Thanks for sharing. Great info! I was born in 1958 so I suppose I'm at the end of the Baby Boomer generation, but I never understood these large bikes and never thought they made any sense. A young man I ride with from time-to-time has a HD Sportster 850 and his father, who rides one of those noisy, massive HD's that handles like a 1978 Buick, gives him crap about having a "small" bike. Huh?

I've always been a believer in doing the most with the least, which might explain some of my previous obsession with kitted mopeds and my reluctance to get my endorsement so that I could move up to a "real" motorbike. Maybe the younger generation feels similarly?
 

·
Registered
Joined
·
4,876 Posts
I've always been a believer in doing the most with the least, which might explain some of my previous obsession with kitted mopeds and my reluctance to get my endorsement so that I could move up to a "real" motorbike. Maybe the younger generation feels similarly?
Nah, they just can't pay for bigger bikes. In America, bigger is better... Always. So I rather doubt most kids have developed a philosophical penchant for smaller bikes, its just what they can afford.
 
  • Like
Reactions: dogboy
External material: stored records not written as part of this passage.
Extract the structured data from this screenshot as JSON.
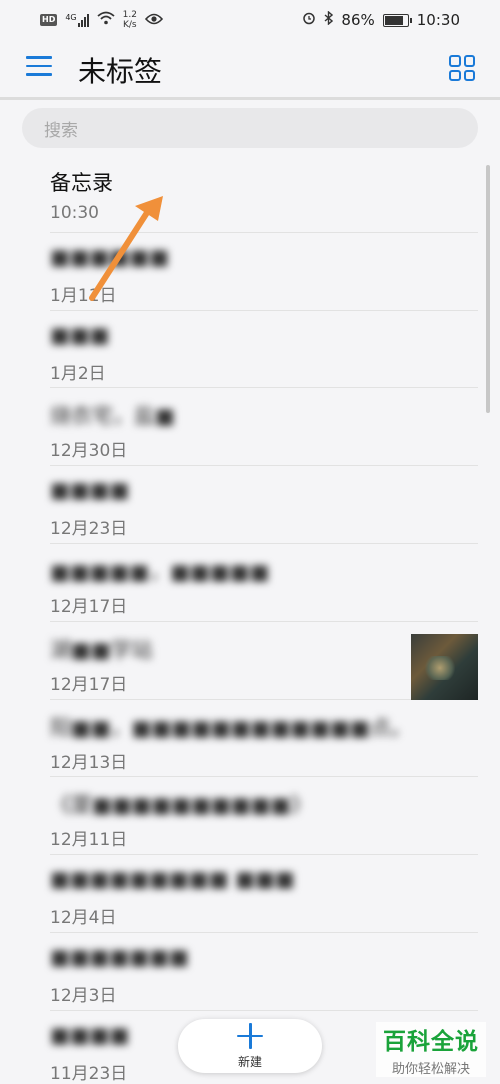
{
  "status_bar": {
    "hd": "HD",
    "signal_label": "4G",
    "net_speed_value": "1.2",
    "net_speed_unit": "K/s",
    "battery": "86%",
    "battery_level": 0.86,
    "time": "10:30"
  },
  "header": {
    "title": "未标签"
  },
  "search": {
    "placeholder": "搜索"
  },
  "notes": [
    {
      "title": "备忘录",
      "date": "10:30",
      "blurred": false,
      "has_image": false
    },
    {
      "title": "■■■■■■",
      "date": "1月11日",
      "blurred": true,
      "has_image": false
    },
    {
      "title": "■■■",
      "date": "1月2日",
      "blurred": true,
      "has_image": false
    },
    {
      "title": "烧衣宅，盐■",
      "date": "12月30日",
      "blurred": true,
      "has_image": false
    },
    {
      "title": "■■■■",
      "date": "12月23日",
      "blurred": true,
      "has_image": false
    },
    {
      "title": "■■■■■，■■■■■",
      "date": "12月17日",
      "blurred": true,
      "has_image": false
    },
    {
      "title": "湖■■学站",
      "date": "12月17日",
      "blurred": true,
      "has_image": true
    },
    {
      "title": "阳■■，■■■■■■■■■■■■点。",
      "date": "12月13日",
      "blurred": true,
      "has_image": false
    },
    {
      "title": "《厦■■■■■■■■■■》",
      "date": "12月11日",
      "blurred": true,
      "has_image": false
    },
    {
      "title": "■■■■■■■■■ ■■■",
      "date": "12月4日",
      "blurred": true,
      "has_image": false
    },
    {
      "title": "■■■■■■■",
      "date": "12月3日",
      "blurred": true,
      "has_image": false
    },
    {
      "title": "■■■■",
      "date": "11月23日",
      "blurred": true,
      "has_image": false
    }
  ],
  "fab": {
    "label": "新建"
  },
  "watermark": {
    "main": "百科全说",
    "sub": "助你轻松解决"
  },
  "colors": {
    "accent": "#1a7ad8",
    "annotation_arrow": "#f0903a",
    "watermark_green": "#1aa33a"
  }
}
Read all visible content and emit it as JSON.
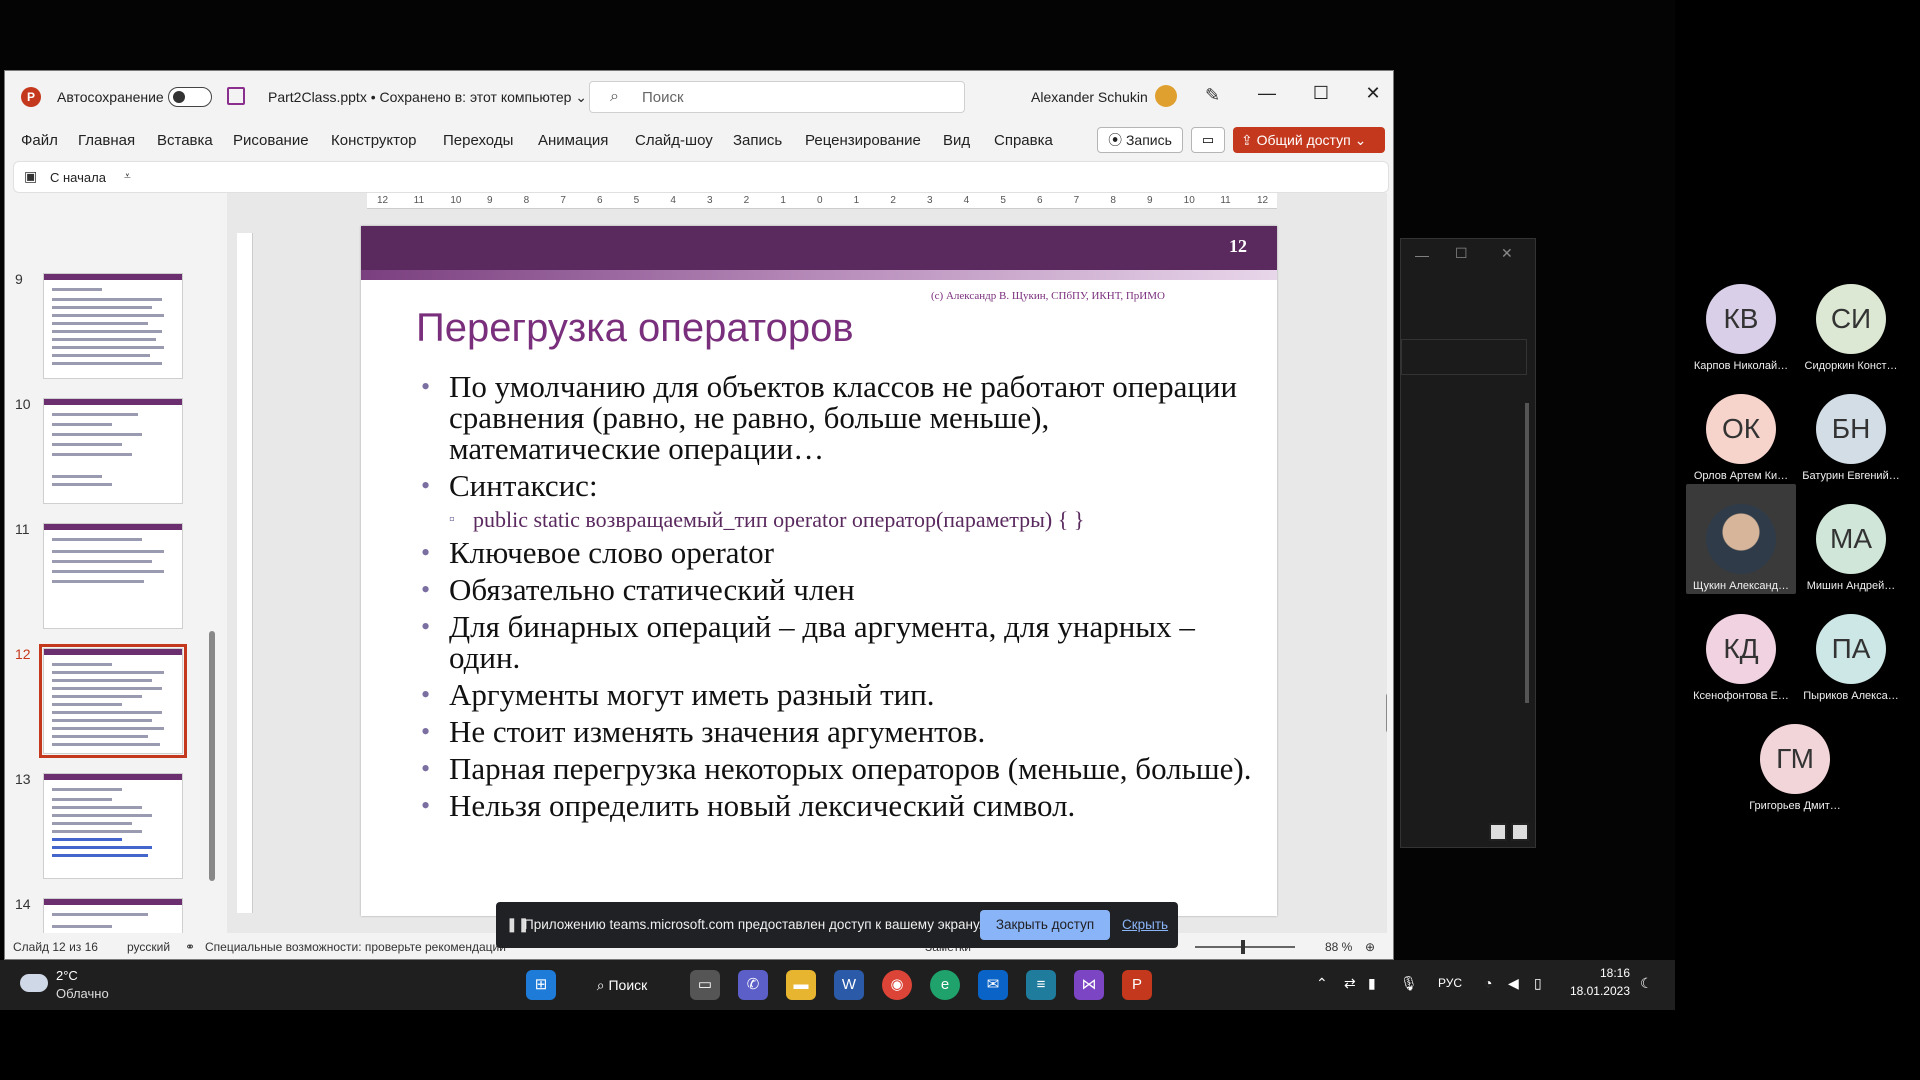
{
  "titlebar": {
    "autosave_label": "Автосохранение",
    "filename": "Part2Class.pptx • Сохранено в: этот компьютер ⌄",
    "search_placeholder": "Поиск",
    "user_name": "Alexander Schukin",
    "minimize": "—",
    "maximize": "☐",
    "close": "✕"
  },
  "menu": {
    "items": [
      "Файл",
      "Главная",
      "Вставка",
      "Рисование",
      "Конструктор",
      "Переходы",
      "Анимация",
      "Слайд-шоу",
      "Запись",
      "Рецензирование",
      "Вид",
      "Справка"
    ],
    "record_button": "⦿ Запись",
    "comments_icon": "▭",
    "share_button": "⇪ Общий доступ ⌄"
  },
  "qat": {
    "from_start": "С начала"
  },
  "thumbnails": {
    "numbers": [
      "9",
      "10",
      "11",
      "12",
      "13",
      "14"
    ],
    "selected": "12"
  },
  "ruler": {
    "h_ticks": [
      "12",
      "11",
      "10",
      "9",
      "8",
      "7",
      "6",
      "5",
      "4",
      "3",
      "2",
      "1",
      "0",
      "1",
      "2",
      "3",
      "4",
      "5",
      "6",
      "7",
      "8",
      "9",
      "10",
      "11",
      "12"
    ]
  },
  "slide": {
    "number": "12",
    "credit": "(c) Александр В. Щукин, СПбПУ, ИКНТ, ПрИМО",
    "title": "Перегрузка операторов",
    "bullets": [
      {
        "level": 1,
        "text": "По умолчанию для объектов классов не работают операции сравнения (равно, не равно, больше меньше), математические операции…"
      },
      {
        "level": 1,
        "text": "Синтаксис:"
      },
      {
        "level": 2,
        "text": "public static возвращаемый_тип operator оператор(параметры) { }"
      },
      {
        "level": 1,
        "text": "Ключевое слово operator"
      },
      {
        "level": 1,
        "text": "Обязательно статический член"
      },
      {
        "level": 1,
        "text": "Для бинарных операций – два аргумента, для унарных – один."
      },
      {
        "level": 1,
        "text": "Аргументы могут иметь разный тип."
      },
      {
        "level": 1,
        "text": "Не стоит изменять значения аргументов."
      },
      {
        "level": 1,
        "text": "Парная перегрузка некоторых операторов (меньше, больше)."
      },
      {
        "level": 1,
        "text": "Нельзя определить новый лексический символ."
      }
    ]
  },
  "notification": {
    "text": "Приложению teams.microsoft.com предоставлен доступ к вашему экрану.",
    "stop_button": "Закрыть доступ",
    "hide_link": "Скрыть"
  },
  "statusbar": {
    "slide_counter": "Слайд 12 из 16",
    "language": "русский",
    "accessibility": "Специальные возможности: проверьте рекомендации",
    "notes": "Заметки",
    "zoom": "88 %"
  },
  "participants": [
    {
      "initials": "КВ",
      "name": "Карпов Николай…",
      "color": "#d9cfe8"
    },
    {
      "initials": "СИ",
      "name": "Сидоркин Конст…",
      "color": "#dce8d4"
    },
    {
      "initials": "ОК",
      "name": "Орлов Артем Ки…",
      "color": "#f6d4cc"
    },
    {
      "initials": "БН",
      "name": "Батурин Евгений…",
      "color": "#d2dde6"
    },
    {
      "initials": "",
      "name": "Щукин Александ…",
      "color": "#4a5a6a"
    },
    {
      "initials": "МА",
      "name": "Мишин Андрей…",
      "color": "#cfe6d9"
    },
    {
      "initials": "КД",
      "name": "Ксенофонтова Е…",
      "color": "#f0d2e0"
    },
    {
      "initials": "ПА",
      "name": "Пыриков Алекса…",
      "color": "#cde7e6"
    },
    {
      "initials": "ГМ",
      "name": "Григорьев Дмит…",
      "color": "#f2d5d9"
    }
  ],
  "taskbar": {
    "weather_temp": "2°C",
    "weather_desc": "Облачно",
    "search_label": "⌕ Поиск",
    "lang": "РУС",
    "time": "18:16",
    "date": "18.01.2023"
  },
  "colors": {
    "slide_accent": "#5a2a5f",
    "title_color": "#7a2f7d",
    "share_button": "#c4391d"
  }
}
·
Registered
Joined
·
4,202 Posts
Just to clarify ... the end of the "boomers' is generally accepted as those people who were born in 1964.

I think one of the major challenges facing the MC manufacturers is the mindset of many of today's motorcyclists ... which they, the manufacturers, had a guiding hand in creating. You see, fewer of today's riders actually "ride" for the love, pleasure or necessity of riding. Far too many are into motorcycling for the image. :iroc: Part of that image is the type, brand and size of the MC you ride.

We are members of a local MC riding club and presently, we are the only maxi-scooterists. We have more than "proven" ourselves and are anywhere from tolerated to actively embraced by fellow members. Based on what I've observed from a riding skill perspective, our riding know-how is at least as proficient as the majority of our fellow members and better than most. That is because we have machines that are "right sized" for us and the type of riding we do and ... we constantly work on challenging and improving our riding skills.

One of the biggest problems I see is too many people who have entered this sport/hobby later in life, keep upping the ante on the size of bike they ride ... until they reach the point where riding is so much less fun because now they have to wrestle a behemoth around a parking lot and struggle with it if the road becomes the least bit challenging. Similar to the "Peter Principle" in management theory. Too many of our fellow members get sucked up into this bigger is better and badder mentality that it eventually takes their riding fun away.

I too remember the day when a 750-4 Honda was a "big bike" ... sadly no more. As long as there are manufacturers who feed the belief amongst consumers that anything under 1,000 or 1,200 cc's is small, and they have to satisfy the consumer's need to be just like and accepted by their wannabe pirate riding pals, then the industry will continue to shrink, attracting new and different kinds of riders won't happen and product offerings will suffer until the pain is too great for the manufacturers and they are forced to change and recreate the market.
 
  • Like
Reactions: Jeff_MdR
1 - 9 of 9 Posts
Top